President Johnson’s image after he took office in 1963 was greatly strengthened for his powerful legislation on the Civil Rights Act of 1964. This act guaranteed certain rights for all African Americans including access to public facilities while banning discrimination based on age, sex, or religion. The Vietnam War was also starting to intensify, while new debates were sparked over nuclear weapon testing. All of these political issues were addressed in the 1964 presidential campaign.
The huge landslide victory for President Johnson is attributed partly to Senator Goldwater’s extremist views and his habit of blurting out certain controversial remarks. After a spiteful campaign, the Senator from Arizona won the Republic nomination over the moderate New Yorker Governor Nelson Rockefeller. One of Goldwater’s most famous quotes was stated at during his Republican Nomination Speech, “Extremism in the defense of liberty is no vice. Moderation in the pursuit of justice is no virtue.” This claim was in defense of his far right political values such as nuclear weapons in Vietnam and making social security into a voluntary service.
However, one of Goldwater’s most famous slips was “sometimes I think this country would be better off if we could just saw off the Eastern Seaboard and let it float out to sea.” The Lyndon B. Johnson campaign successfully attacked this statement with a television ad that showed a map of the United States floating on top of water, while a saw slowly cuts through the Eastern Seaboard eventually cutting it off and letting it float off the screen. In the background a male voice states “In a Saturday post article dated August 31, 1963, Barry Goldwater said ‘sometimes I think this country will be better off if we just saw off the Eastern Seaboard and let it float out to sea.’ The male voice continues to assert, “Can a man who makes statements like these be expected to serve all the people justly and fairly?” Just then, the eastern seaboard of the U.S model breaks off and falls into the water.
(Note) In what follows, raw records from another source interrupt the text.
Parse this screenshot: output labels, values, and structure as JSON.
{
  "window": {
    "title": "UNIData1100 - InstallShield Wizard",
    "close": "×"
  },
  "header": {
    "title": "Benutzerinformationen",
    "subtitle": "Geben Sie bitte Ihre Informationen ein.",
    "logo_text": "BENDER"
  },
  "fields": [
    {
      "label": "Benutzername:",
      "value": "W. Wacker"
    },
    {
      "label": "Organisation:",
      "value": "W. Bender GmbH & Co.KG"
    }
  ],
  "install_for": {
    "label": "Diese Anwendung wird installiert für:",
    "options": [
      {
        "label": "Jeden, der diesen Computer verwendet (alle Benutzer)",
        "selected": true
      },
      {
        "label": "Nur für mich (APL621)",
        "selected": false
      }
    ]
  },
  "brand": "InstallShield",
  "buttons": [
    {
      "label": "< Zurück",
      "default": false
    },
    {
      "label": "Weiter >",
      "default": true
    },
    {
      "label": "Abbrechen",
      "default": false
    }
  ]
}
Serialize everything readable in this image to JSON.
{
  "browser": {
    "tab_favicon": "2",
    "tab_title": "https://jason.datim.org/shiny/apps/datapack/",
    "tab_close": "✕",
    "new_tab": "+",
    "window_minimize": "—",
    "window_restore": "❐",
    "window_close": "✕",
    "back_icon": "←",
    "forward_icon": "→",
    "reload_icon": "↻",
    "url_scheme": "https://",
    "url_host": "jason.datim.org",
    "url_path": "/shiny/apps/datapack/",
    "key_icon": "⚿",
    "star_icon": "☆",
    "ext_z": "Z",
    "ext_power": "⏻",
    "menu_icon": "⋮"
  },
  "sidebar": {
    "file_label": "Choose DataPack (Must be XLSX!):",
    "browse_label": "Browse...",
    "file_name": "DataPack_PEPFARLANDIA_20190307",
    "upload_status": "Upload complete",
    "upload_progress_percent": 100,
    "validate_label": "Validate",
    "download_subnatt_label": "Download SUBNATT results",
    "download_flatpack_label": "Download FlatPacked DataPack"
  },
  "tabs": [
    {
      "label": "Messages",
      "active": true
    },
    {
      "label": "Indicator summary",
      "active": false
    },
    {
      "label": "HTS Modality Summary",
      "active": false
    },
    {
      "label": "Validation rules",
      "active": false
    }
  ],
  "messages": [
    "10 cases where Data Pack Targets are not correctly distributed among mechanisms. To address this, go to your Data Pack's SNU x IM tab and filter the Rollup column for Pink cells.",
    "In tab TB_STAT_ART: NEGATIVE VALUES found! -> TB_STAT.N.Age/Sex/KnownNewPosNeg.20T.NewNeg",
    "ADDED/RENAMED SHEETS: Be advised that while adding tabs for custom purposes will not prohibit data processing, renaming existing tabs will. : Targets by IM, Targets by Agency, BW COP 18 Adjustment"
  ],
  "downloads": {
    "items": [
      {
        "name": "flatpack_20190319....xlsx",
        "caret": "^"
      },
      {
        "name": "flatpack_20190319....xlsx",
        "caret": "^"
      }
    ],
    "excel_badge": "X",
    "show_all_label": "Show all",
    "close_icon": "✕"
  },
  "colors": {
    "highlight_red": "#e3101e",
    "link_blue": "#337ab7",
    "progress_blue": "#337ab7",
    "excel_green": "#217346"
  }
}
The male voice then says “Vote for President Johnson, on November 3, the stakes are to high for you to stay home.” This rhetorical piece is highlighting Goldwater’s uncertainly to lead the whole country. Goldwater does not like the eastern shore mainly because these regions historically tend to lean more left. His dislike for the liberal economic and social polices in that part of the nation may have cost him the election.
By the end of the campaign, Johnson’s commercials seemed to help him rise to the top and defeat Goldwater with 61 percent of the popular vote, which is known as the highest percentage since 1824. Goldwater only won his home state of Arizona and the Deep South who felt against the Civil Rights Act of 1964. This particular election is also notable because it was the first one where the citizens of the District of Colombia had the right to vote under the 23rd Amendment to the United States Constitution. President Johnson also won the votes in D.C.